Working data section start
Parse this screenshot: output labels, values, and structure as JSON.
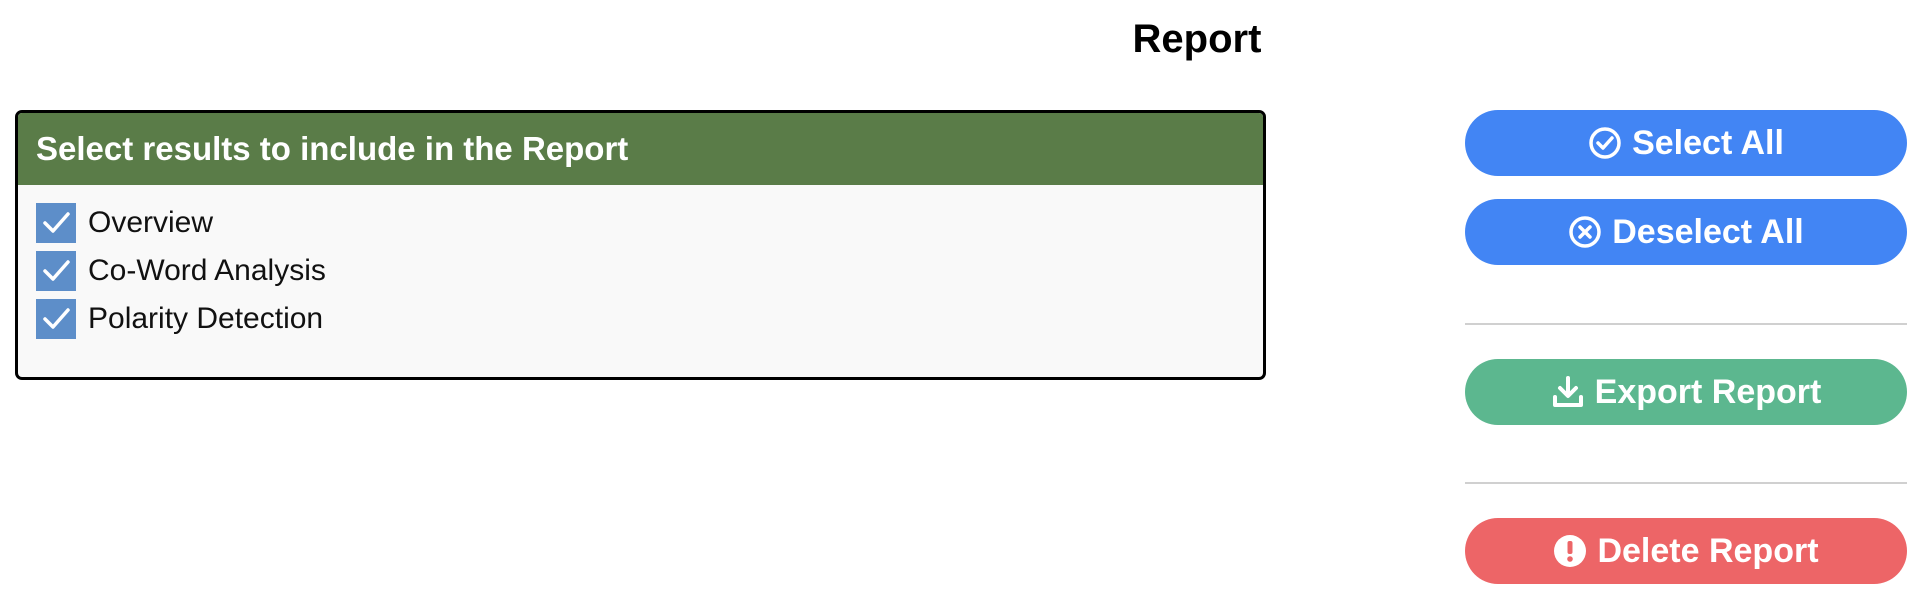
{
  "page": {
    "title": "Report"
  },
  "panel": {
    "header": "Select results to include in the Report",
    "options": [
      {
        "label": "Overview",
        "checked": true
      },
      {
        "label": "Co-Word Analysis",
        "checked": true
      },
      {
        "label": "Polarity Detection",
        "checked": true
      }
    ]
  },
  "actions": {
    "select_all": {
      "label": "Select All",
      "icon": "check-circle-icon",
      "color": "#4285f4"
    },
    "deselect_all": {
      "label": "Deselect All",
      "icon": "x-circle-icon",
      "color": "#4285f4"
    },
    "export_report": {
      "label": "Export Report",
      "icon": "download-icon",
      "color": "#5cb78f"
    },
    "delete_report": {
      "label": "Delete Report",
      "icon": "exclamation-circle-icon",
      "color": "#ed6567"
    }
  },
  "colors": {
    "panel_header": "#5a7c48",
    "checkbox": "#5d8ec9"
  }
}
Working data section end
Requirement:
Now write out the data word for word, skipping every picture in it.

Solution for this exercise:
Parse this screenshot: output labels, values, and structure as JSON.
{
  "page": {
    "title": "Report"
  },
  "panel": {
    "header": "Select results to include in the Report",
    "options": [
      {
        "label": "Overview",
        "checked": true
      },
      {
        "label": "Co-Word Analysis",
        "checked": true
      },
      {
        "label": "Polarity Detection",
        "checked": true
      }
    ]
  },
  "actions": {
    "select_all": {
      "label": "Select All",
      "icon": "check-circle-icon",
      "color": "#4285f4"
    },
    "deselect_all": {
      "label": "Deselect All",
      "icon": "x-circle-icon",
      "color": "#4285f4"
    },
    "export_report": {
      "label": "Export Report",
      "icon": "download-icon",
      "color": "#5cb78f"
    },
    "delete_report": {
      "label": "Delete Report",
      "icon": "exclamation-circle-icon",
      "color": "#ed6567"
    }
  },
  "colors": {
    "panel_header": "#5a7c48",
    "checkbox": "#5d8ec9"
  }
}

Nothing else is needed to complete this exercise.